→ **WHAT TO PRODUCE**: Show every line of the data below that includes the word "title".

→ **STORED DATA**:
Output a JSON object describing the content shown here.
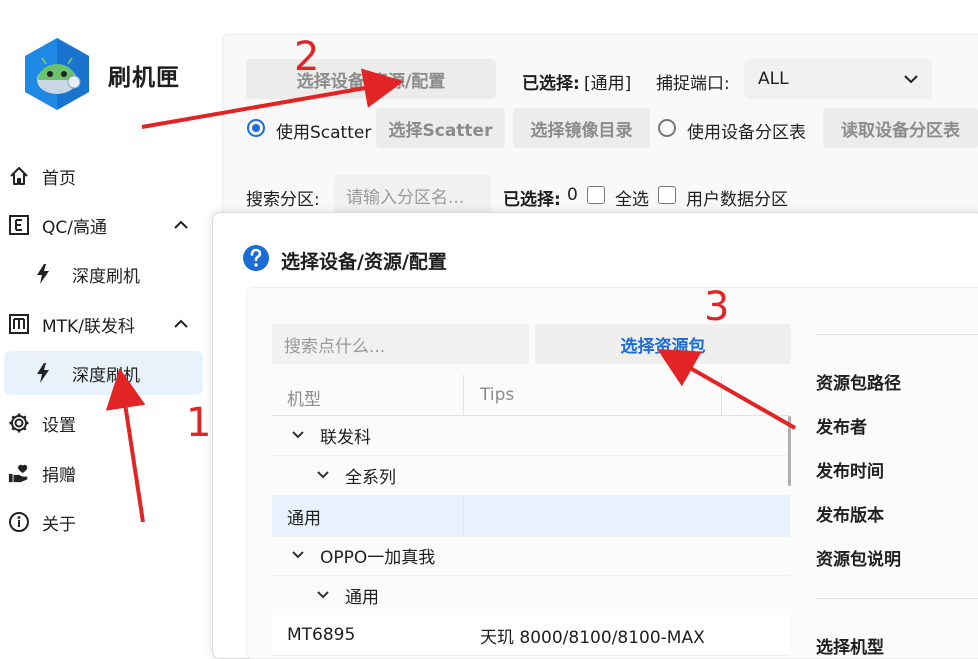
{
  "app": {
    "title": "刷机匣"
  },
  "sidebar": {
    "items": [
      {
        "label": "首页"
      },
      {
        "label": "QC/高通"
      },
      {
        "label": "深度刷机"
      },
      {
        "label": "MTK/联发科"
      },
      {
        "label": "深度刷机"
      },
      {
        "label": "设置"
      },
      {
        "label": "捐赠"
      },
      {
        "label": "关于"
      }
    ]
  },
  "toolbar": {
    "select_device_button": "选择设备/资源/配置",
    "selected_label": "已选择:",
    "selected_value": "[通用]",
    "port_label": "捕捉端口:",
    "port_value": "ALL",
    "use_scatter": "使用Scatter",
    "select_scatter_button": "选择Scatter",
    "select_image_dir_button": "选择镜像目录",
    "use_partition_table": "使用设备分区表",
    "read_partition_table_button": "读取设备分区表",
    "search_partition_label": "搜索分区:",
    "search_partition_placeholder": "请输入分区名...",
    "selected_count_label": "已选择:",
    "selected_count_value": "0",
    "select_all": "全选",
    "user_data_partition": "用户数据分区"
  },
  "dialog": {
    "title": "选择设备/资源/配置",
    "search_placeholder": "搜索点什么...",
    "select_package_button": "选择资源包",
    "columns": [
      "机型",
      "Tips"
    ],
    "rows": [
      {
        "level": 0,
        "expandable": true,
        "label": "联发科",
        "tips": ""
      },
      {
        "level": 1,
        "expandable": true,
        "label": "全系列",
        "tips": ""
      },
      {
        "level": 2,
        "expandable": false,
        "label": "通用",
        "tips": "",
        "selected": true
      },
      {
        "level": 0,
        "expandable": true,
        "label": "OPPO一加真我",
        "tips": ""
      },
      {
        "level": 1,
        "expandable": true,
        "label": "通用",
        "tips": ""
      },
      {
        "level": 2,
        "expandable": false,
        "label": "MT6895",
        "tips": "天玑 8000/8100/8100-MAX"
      }
    ],
    "info_labels": [
      "资源包路径",
      "发布者",
      "发布时间",
      "发布版本",
      "资源包说明",
      "选择机型"
    ]
  },
  "annotations": {
    "step1": "1",
    "step2": "2",
    "step3": "3"
  },
  "colors": {
    "accent": "#1c6cd8",
    "annotation": "#e32424",
    "selected_row": "#e8f2fc"
  }
}
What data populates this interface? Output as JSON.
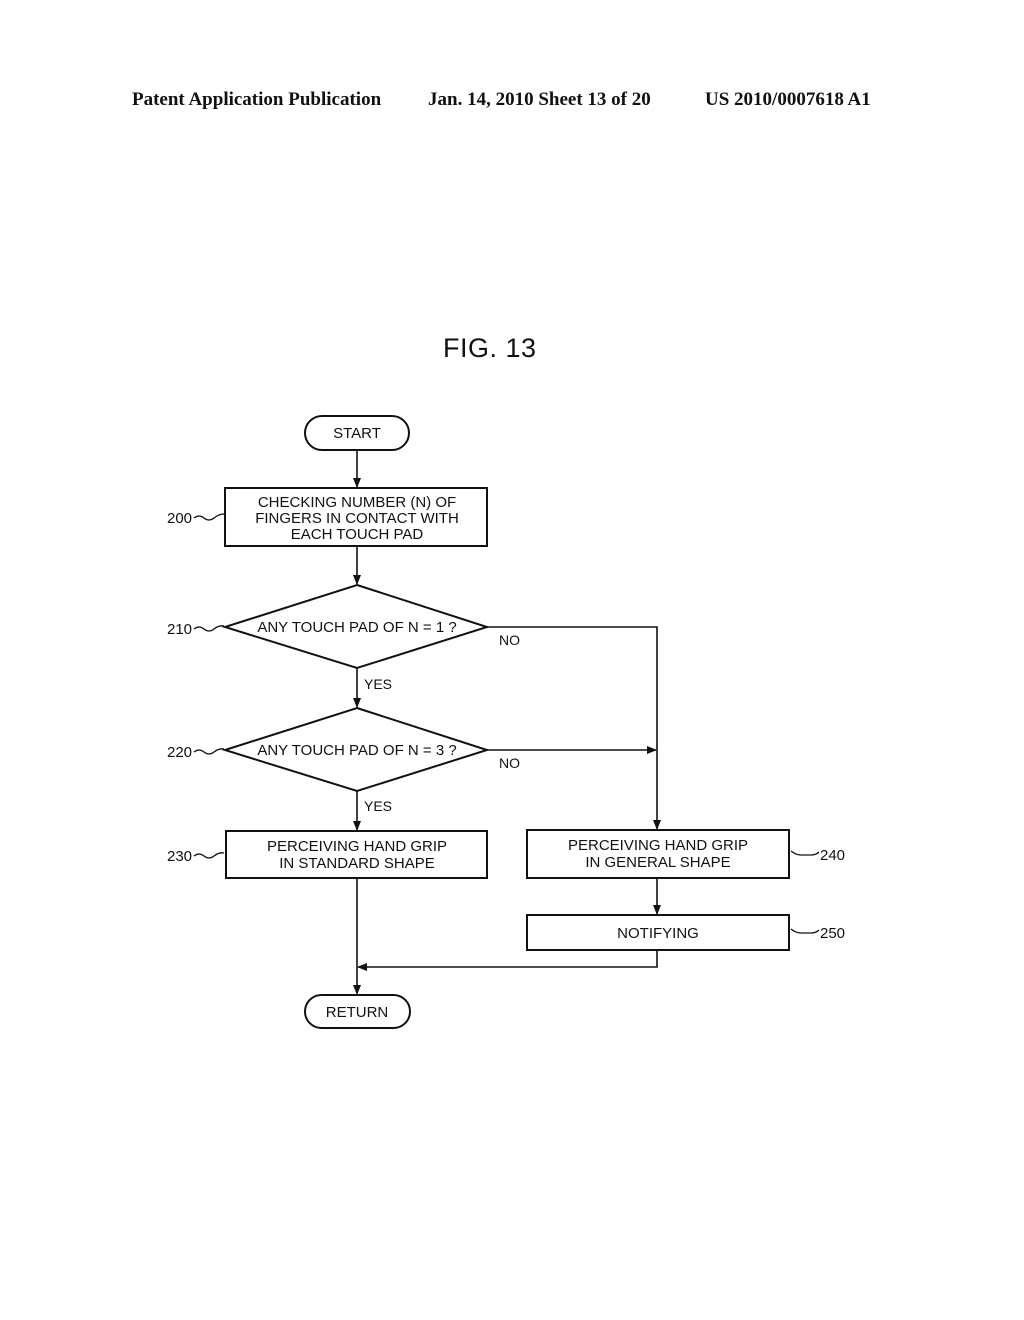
{
  "header": {
    "publication": "Patent Application Publication",
    "date_sheet": "Jan. 14, 2010  Sheet 13 of 20",
    "patent_number": "US 2010/0007618 A1"
  },
  "figure": {
    "title": "FIG. 13"
  },
  "flowchart": {
    "nodes": {
      "start": {
        "type": "terminal",
        "lines": [
          "START"
        ]
      },
      "step_200": {
        "type": "process",
        "ref": "200",
        "lines": [
          "CHECKING NUMBER (N) OF",
          "FINGERS IN CONTACT WITH",
          "EACH TOUCH PAD"
        ]
      },
      "step_210": {
        "type": "decision",
        "ref": "210",
        "lines": [
          "ANY TOUCH PAD OF N = 1 ?"
        ]
      },
      "step_220": {
        "type": "decision",
        "ref": "220",
        "lines": [
          "ANY TOUCH PAD OF N = 3 ?"
        ]
      },
      "step_230": {
        "type": "process",
        "ref": "230",
        "lines": [
          "PERCEIVING HAND GRIP",
          "IN STANDARD SHAPE"
        ]
      },
      "step_240": {
        "type": "process",
        "ref": "240",
        "lines": [
          "PERCEIVING HAND GRIP",
          "IN GENERAL SHAPE"
        ]
      },
      "step_250": {
        "type": "process",
        "ref": "250",
        "lines": [
          "NOTIFYING"
        ]
      },
      "return": {
        "type": "terminal",
        "lines": [
          "RETURN"
        ]
      }
    },
    "edges": [
      {
        "from": "start",
        "to": "step_200",
        "label": ""
      },
      {
        "from": "step_200",
        "to": "step_210",
        "label": ""
      },
      {
        "from": "step_210",
        "to": "step_220",
        "label": "YES"
      },
      {
        "from": "step_210",
        "to": "step_240",
        "label": "NO"
      },
      {
        "from": "step_220",
        "to": "step_230",
        "label": "YES"
      },
      {
        "from": "step_220",
        "to": "step_240",
        "label": "NO"
      },
      {
        "from": "step_240",
        "to": "step_250",
        "label": ""
      },
      {
        "from": "step_230",
        "to": "return",
        "label": ""
      },
      {
        "from": "step_250",
        "to": "return",
        "label": ""
      }
    ]
  }
}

→ **YOUR SOLUTION**:
    "title": "刷机匣"
    "title": "选择设备/资源/配置",
    "title": "FIG. 13"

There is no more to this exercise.